National Institute of Health (NIH)
National Heart, Lung, and Blood Institute (NHLBI)
Research Project (R01)
Project #
Application #
Study Section
Special Emphasis Panel (ZRG1)
Program Officer
Adhikari, Bishow B
Project Start
Project End
Budget Start
Budget End
Support Year
Fiscal Year
Total Cost
Indirect Cost
University of Colorado Denver
Internal Medicine/Medicine
Schools of Medicine
United States
Zip Code
Felisbino, Marina B; McKinsey, Timothy A (2018) Epigenetics in Cardiac Fibrosis: Emphasis on Inflammation and Fibroblast Activation. JACC Basic Transl Sci 3:704-715
Padmanabhan, Arun; Haldar, Saptarsi M (2018) Plasma MicroRNA Clusters in Human Left Ventricular Remodeling: A Biomarker and Discovery Platform. Circ Heart Fail 11:e004793
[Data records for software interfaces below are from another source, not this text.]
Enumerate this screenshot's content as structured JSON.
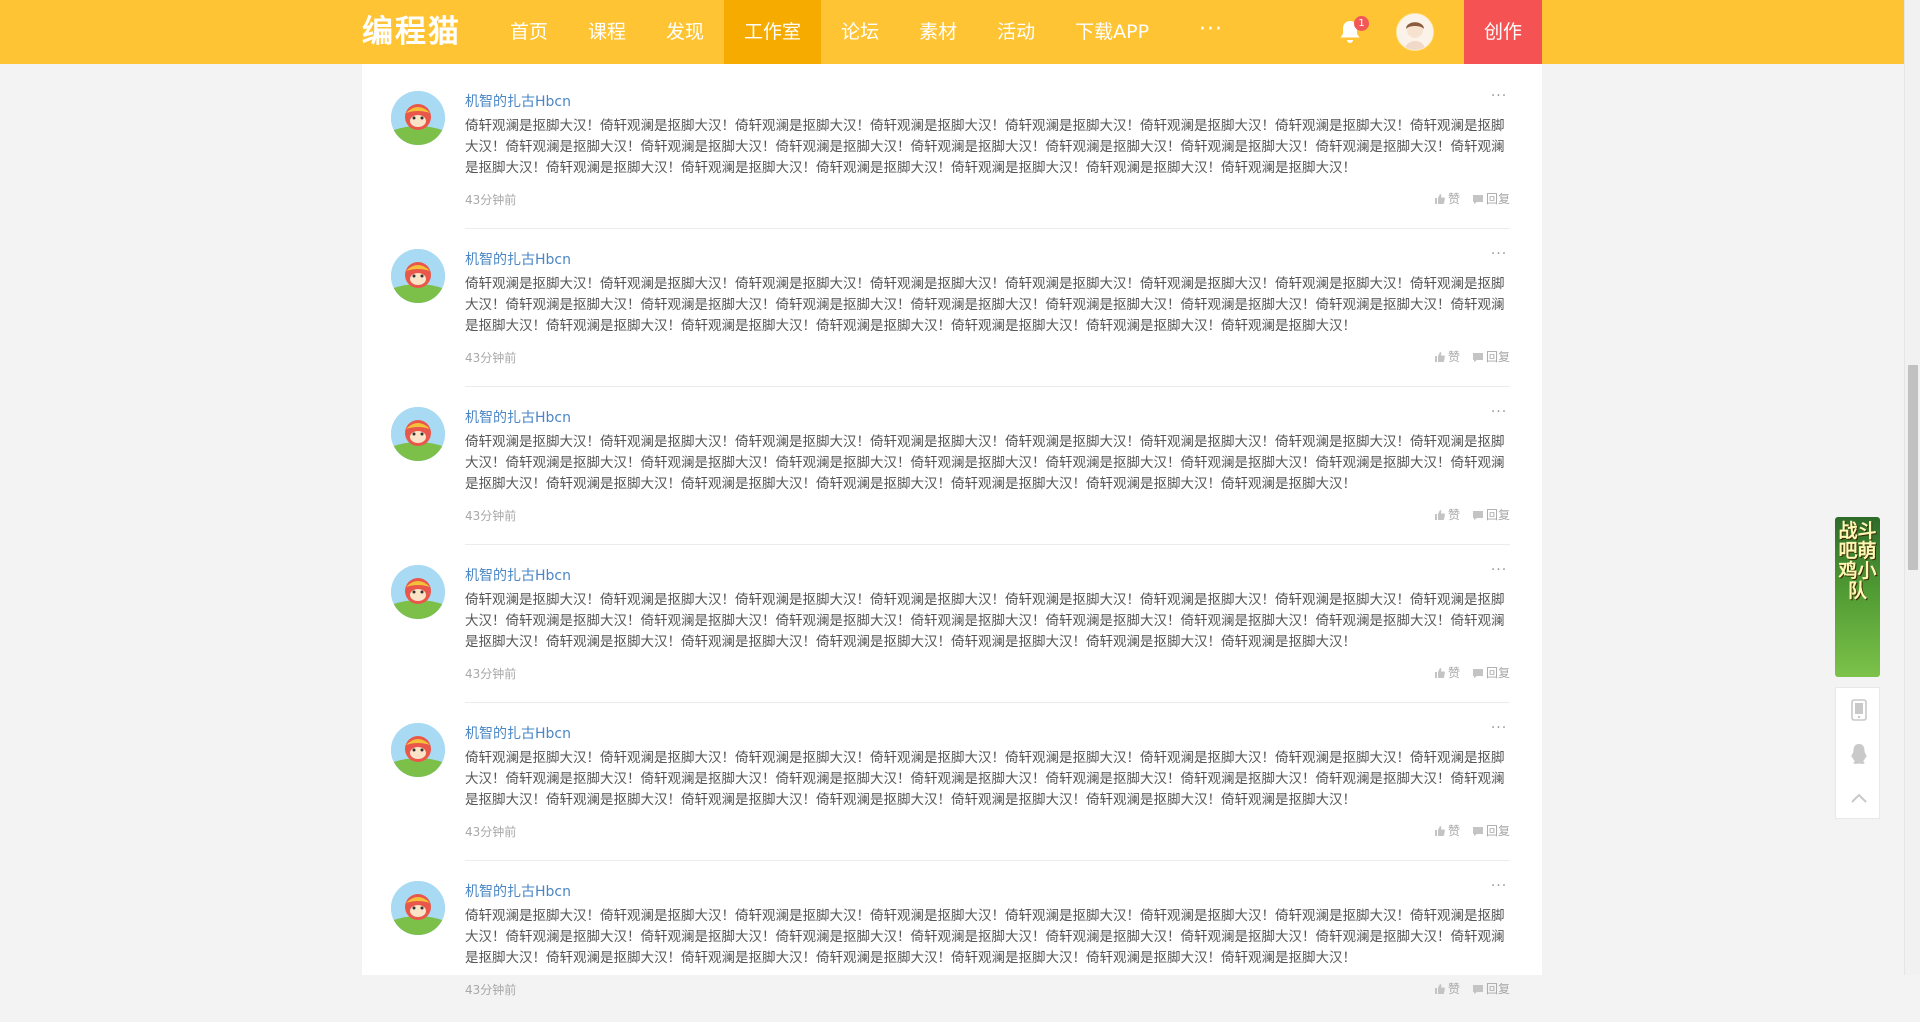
{
  "header": {
    "logo": "编程猫",
    "nav": [
      {
        "label": "首页",
        "active": false
      },
      {
        "label": "课程",
        "active": false
      },
      {
        "label": "发现",
        "active": false
      },
      {
        "label": "工作室",
        "active": true
      },
      {
        "label": "论坛",
        "active": false
      },
      {
        "label": "素材",
        "active": false
      },
      {
        "label": "活动",
        "active": false
      },
      {
        "label": "下载APP",
        "active": false
      }
    ],
    "more_icon": "ellipsis-icon",
    "notification_count": "1",
    "create_label": "创作",
    "colors": {
      "bar": "#fec433",
      "active_tab": "#f5ab00",
      "create": "#f55353"
    }
  },
  "comments": [
    {
      "author": "机智的扎古Hbcn",
      "text": "倚轩观澜是抠脚大汉！倚轩观澜是抠脚大汉！倚轩观澜是抠脚大汉！倚轩观澜是抠脚大汉！倚轩观澜是抠脚大汉！倚轩观澜是抠脚大汉！倚轩观澜是抠脚大汉！倚轩观澜是抠脚大汉！倚轩观澜是抠脚大汉！倚轩观澜是抠脚大汉！倚轩观澜是抠脚大汉！倚轩观澜是抠脚大汉！倚轩观澜是抠脚大汉！倚轩观澜是抠脚大汉！倚轩观澜是抠脚大汉！倚轩观澜是抠脚大汉！倚轩观澜是抠脚大汉！倚轩观澜是抠脚大汉！倚轩观澜是抠脚大汉！倚轩观澜是抠脚大汉！倚轩观澜是抠脚大汉！倚轩观澜是抠脚大汉！",
      "time": "43分钟前",
      "like": "赞",
      "reply": "回复"
    },
    {
      "author": "机智的扎古Hbcn",
      "text": "倚轩观澜是抠脚大汉！倚轩观澜是抠脚大汉！倚轩观澜是抠脚大汉！倚轩观澜是抠脚大汉！倚轩观澜是抠脚大汉！倚轩观澜是抠脚大汉！倚轩观澜是抠脚大汉！倚轩观澜是抠脚大汉！倚轩观澜是抠脚大汉！倚轩观澜是抠脚大汉！倚轩观澜是抠脚大汉！倚轩观澜是抠脚大汉！倚轩观澜是抠脚大汉！倚轩观澜是抠脚大汉！倚轩观澜是抠脚大汉！倚轩观澜是抠脚大汉！倚轩观澜是抠脚大汉！倚轩观澜是抠脚大汉！倚轩观澜是抠脚大汉！倚轩观澜是抠脚大汉！倚轩观澜是抠脚大汉！倚轩观澜是抠脚大汉！",
      "time": "43分钟前",
      "like": "赞",
      "reply": "回复"
    },
    {
      "author": "机智的扎古Hbcn",
      "text": "倚轩观澜是抠脚大汉！倚轩观澜是抠脚大汉！倚轩观澜是抠脚大汉！倚轩观澜是抠脚大汉！倚轩观澜是抠脚大汉！倚轩观澜是抠脚大汉！倚轩观澜是抠脚大汉！倚轩观澜是抠脚大汉！倚轩观澜是抠脚大汉！倚轩观澜是抠脚大汉！倚轩观澜是抠脚大汉！倚轩观澜是抠脚大汉！倚轩观澜是抠脚大汉！倚轩观澜是抠脚大汉！倚轩观澜是抠脚大汉！倚轩观澜是抠脚大汉！倚轩观澜是抠脚大汉！倚轩观澜是抠脚大汉！倚轩观澜是抠脚大汉！倚轩观澜是抠脚大汉！倚轩观澜是抠脚大汉！倚轩观澜是抠脚大汉！",
      "time": "43分钟前",
      "like": "赞",
      "reply": "回复"
    },
    {
      "author": "机智的扎古Hbcn",
      "text": "倚轩观澜是抠脚大汉！倚轩观澜是抠脚大汉！倚轩观澜是抠脚大汉！倚轩观澜是抠脚大汉！倚轩观澜是抠脚大汉！倚轩观澜是抠脚大汉！倚轩观澜是抠脚大汉！倚轩观澜是抠脚大汉！倚轩观澜是抠脚大汉！倚轩观澜是抠脚大汉！倚轩观澜是抠脚大汉！倚轩观澜是抠脚大汉！倚轩观澜是抠脚大汉！倚轩观澜是抠脚大汉！倚轩观澜是抠脚大汉！倚轩观澜是抠脚大汉！倚轩观澜是抠脚大汉！倚轩观澜是抠脚大汉！倚轩观澜是抠脚大汉！倚轩观澜是抠脚大汉！倚轩观澜是抠脚大汉！倚轩观澜是抠脚大汉！",
      "time": "43分钟前",
      "like": "赞",
      "reply": "回复"
    },
    {
      "author": "机智的扎古Hbcn",
      "text": "倚轩观澜是抠脚大汉！倚轩观澜是抠脚大汉！倚轩观澜是抠脚大汉！倚轩观澜是抠脚大汉！倚轩观澜是抠脚大汉！倚轩观澜是抠脚大汉！倚轩观澜是抠脚大汉！倚轩观澜是抠脚大汉！倚轩观澜是抠脚大汉！倚轩观澜是抠脚大汉！倚轩观澜是抠脚大汉！倚轩观澜是抠脚大汉！倚轩观澜是抠脚大汉！倚轩观澜是抠脚大汉！倚轩观澜是抠脚大汉！倚轩观澜是抠脚大汉！倚轩观澜是抠脚大汉！倚轩观澜是抠脚大汉！倚轩观澜是抠脚大汉！倚轩观澜是抠脚大汉！倚轩观澜是抠脚大汉！倚轩观澜是抠脚大汉！",
      "time": "43分钟前",
      "like": "赞",
      "reply": "回复"
    },
    {
      "author": "机智的扎古Hbcn",
      "text": "倚轩观澜是抠脚大汉！倚轩观澜是抠脚大汉！倚轩观澜是抠脚大汉！倚轩观澜是抠脚大汉！倚轩观澜是抠脚大汉！倚轩观澜是抠脚大汉！倚轩观澜是抠脚大汉！倚轩观澜是抠脚大汉！倚轩观澜是抠脚大汉！倚轩观澜是抠脚大汉！倚轩观澜是抠脚大汉！倚轩观澜是抠脚大汉！倚轩观澜是抠脚大汉！倚轩观澜是抠脚大汉！倚轩观澜是抠脚大汉！倚轩观澜是抠脚大汉！倚轩观澜是抠脚大汉！倚轩观澜是抠脚大汉！倚轩观澜是抠脚大汉！倚轩观澜是抠脚大汉！倚轩观澜是抠脚大汉！倚轩观澜是抠脚大汉！",
      "time": "43分钟前",
      "like": "赞",
      "reply": "回复"
    }
  ],
  "float": {
    "banner_text": "战斗吧萌鸡小队",
    "tools": [
      "phone-icon",
      "qq-penguin-icon",
      "back-to-top-icon"
    ]
  }
}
Morrison-Nozik, Alexander; Haldar, Saptarsi M (2018) Probing the Pathogenesis of Duchenne Muscular Dystrophy Using Mouse Models. Methods Mol Biol 1687:107-119
Jeong, Mark Y; Lin, Ying H; Wennersten, Sara A et al. (2018) Histone deacetylase activity governs diastolic dysfunction through a nongenomic mechanism. Sci Transl Med 10:
Stratton, Matthew S; Koch, Keith A; McKinsey, Timothy A (2017) p38?: A Profibrotic Signaling Nexus. Circulation 136:562-565
Hooker, Jacob M; Strebl, Martin G; Schroeder, Frederick A et al. (2017) Imaging cardiac SCN5A using the novel F-18 radiotracer radiocaine. Sci Rep 7:42136
Schuetze, Katherine B; Stratton, Matthew S; Blakeslee, Weston W et al. (2017) Overlapping and Divergent Actions of Structurally Distinct Histone Deacetylase Inhibitors in Cardiac Fibroblasts. J Pharmacol Exp Ther 361:140-150
Blakeslee, Weston W; Lin, Ying-Hsi; Stratton, Matthew S et al. (2017) Class I HDACs control a JIP1-dependent pathway for kinesin-microtubule binding in cardiomyocytes. J Mol Cell Cardiol 112:74-82
Aiello, Robert J; Bourassa, Patricia-Ann; Zhang, Qing et al. (2017) Tryptophan hydroxylase 1 Inhibition Impacts Pulmonary Vascular Remodeling in Two Rat Models of Pulmonary Hypertension. J Pharmacol Exp Ther 360:267-279
Zeng, Qingchun; Song, Rui; Fullerton, David A et al. (2017) Interleukin-37 suppresses the osteogenic responses of human aortic valve interstitial cells in vitro and alleviates valve lesions in mice. Proc Natl Acad Sci U S A 114:1631-1636

Showing the most recent 10 out of 27 publications